### EXERCISE REQUIREMENTS
The records sit below. Return every line in them that holds the word "文化和旅游部".

### DATA EXCERPTS
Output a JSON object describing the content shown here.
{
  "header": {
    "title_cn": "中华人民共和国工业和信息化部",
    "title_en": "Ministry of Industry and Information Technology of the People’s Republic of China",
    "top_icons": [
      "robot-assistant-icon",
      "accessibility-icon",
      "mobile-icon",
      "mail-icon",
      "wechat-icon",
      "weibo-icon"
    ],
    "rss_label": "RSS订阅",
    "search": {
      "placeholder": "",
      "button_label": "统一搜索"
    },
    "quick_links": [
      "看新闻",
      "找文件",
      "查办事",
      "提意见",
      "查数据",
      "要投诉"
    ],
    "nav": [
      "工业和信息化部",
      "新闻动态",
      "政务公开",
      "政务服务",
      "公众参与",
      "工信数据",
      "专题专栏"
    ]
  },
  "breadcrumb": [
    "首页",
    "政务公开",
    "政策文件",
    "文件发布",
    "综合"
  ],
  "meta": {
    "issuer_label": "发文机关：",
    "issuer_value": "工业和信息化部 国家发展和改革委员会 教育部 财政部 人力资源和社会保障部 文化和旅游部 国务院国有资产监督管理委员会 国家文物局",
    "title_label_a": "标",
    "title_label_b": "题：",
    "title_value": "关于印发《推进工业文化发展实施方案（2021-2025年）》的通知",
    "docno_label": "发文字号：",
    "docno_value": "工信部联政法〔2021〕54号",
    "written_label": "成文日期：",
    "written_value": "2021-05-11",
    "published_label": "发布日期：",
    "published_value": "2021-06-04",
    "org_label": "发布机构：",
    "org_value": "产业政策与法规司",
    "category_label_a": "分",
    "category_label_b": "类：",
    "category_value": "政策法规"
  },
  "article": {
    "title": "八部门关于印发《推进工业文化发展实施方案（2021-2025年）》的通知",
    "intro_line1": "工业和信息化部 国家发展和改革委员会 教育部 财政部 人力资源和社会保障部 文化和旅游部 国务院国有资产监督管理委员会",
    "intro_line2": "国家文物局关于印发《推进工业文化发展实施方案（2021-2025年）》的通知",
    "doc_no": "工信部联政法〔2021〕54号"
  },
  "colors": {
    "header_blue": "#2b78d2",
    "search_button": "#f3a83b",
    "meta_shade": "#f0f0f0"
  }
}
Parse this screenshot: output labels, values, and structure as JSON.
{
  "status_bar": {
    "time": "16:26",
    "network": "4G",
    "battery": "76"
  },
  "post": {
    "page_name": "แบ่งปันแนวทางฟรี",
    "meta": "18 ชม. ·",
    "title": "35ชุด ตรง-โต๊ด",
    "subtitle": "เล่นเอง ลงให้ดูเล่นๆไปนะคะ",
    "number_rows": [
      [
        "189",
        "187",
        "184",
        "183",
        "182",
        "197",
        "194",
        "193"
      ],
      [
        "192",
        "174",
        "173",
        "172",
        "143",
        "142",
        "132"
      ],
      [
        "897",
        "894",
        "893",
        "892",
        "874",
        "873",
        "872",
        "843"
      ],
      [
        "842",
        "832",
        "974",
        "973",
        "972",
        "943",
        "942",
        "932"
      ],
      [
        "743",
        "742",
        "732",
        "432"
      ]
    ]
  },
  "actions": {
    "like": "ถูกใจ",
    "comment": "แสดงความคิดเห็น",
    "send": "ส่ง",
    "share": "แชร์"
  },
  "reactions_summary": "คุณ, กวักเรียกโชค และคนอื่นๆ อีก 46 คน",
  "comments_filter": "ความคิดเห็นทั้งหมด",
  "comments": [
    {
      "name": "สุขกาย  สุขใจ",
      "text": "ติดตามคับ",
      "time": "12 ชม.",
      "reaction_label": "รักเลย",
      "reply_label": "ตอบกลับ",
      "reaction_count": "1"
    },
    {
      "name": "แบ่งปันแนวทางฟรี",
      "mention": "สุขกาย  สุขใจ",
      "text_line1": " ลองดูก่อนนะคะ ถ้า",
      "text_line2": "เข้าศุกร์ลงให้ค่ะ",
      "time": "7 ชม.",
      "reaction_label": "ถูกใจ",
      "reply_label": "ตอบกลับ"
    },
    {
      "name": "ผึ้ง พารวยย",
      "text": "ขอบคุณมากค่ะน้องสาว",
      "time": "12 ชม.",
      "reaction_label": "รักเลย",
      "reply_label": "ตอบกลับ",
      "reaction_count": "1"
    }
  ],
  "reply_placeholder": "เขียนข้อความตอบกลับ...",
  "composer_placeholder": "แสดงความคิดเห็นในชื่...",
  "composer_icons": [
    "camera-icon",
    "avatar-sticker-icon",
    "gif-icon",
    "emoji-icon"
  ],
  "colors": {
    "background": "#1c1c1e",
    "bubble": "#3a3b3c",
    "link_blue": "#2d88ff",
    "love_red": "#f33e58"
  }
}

### SOLUTION BELOW
    "issuer_value": "工业和信息化部 国家发展和改革委员会 教育部 财政部 人力资源和社会保障部 文化和旅游部 国务院国有资产监督管理委员会 国家文物局",
    "intro_line1": "工业和信息化部 国家发展和改革委员会 教育部 财政部 人力资源和社会保障部 文化和旅游部 国务院国有资产监督管理委员会",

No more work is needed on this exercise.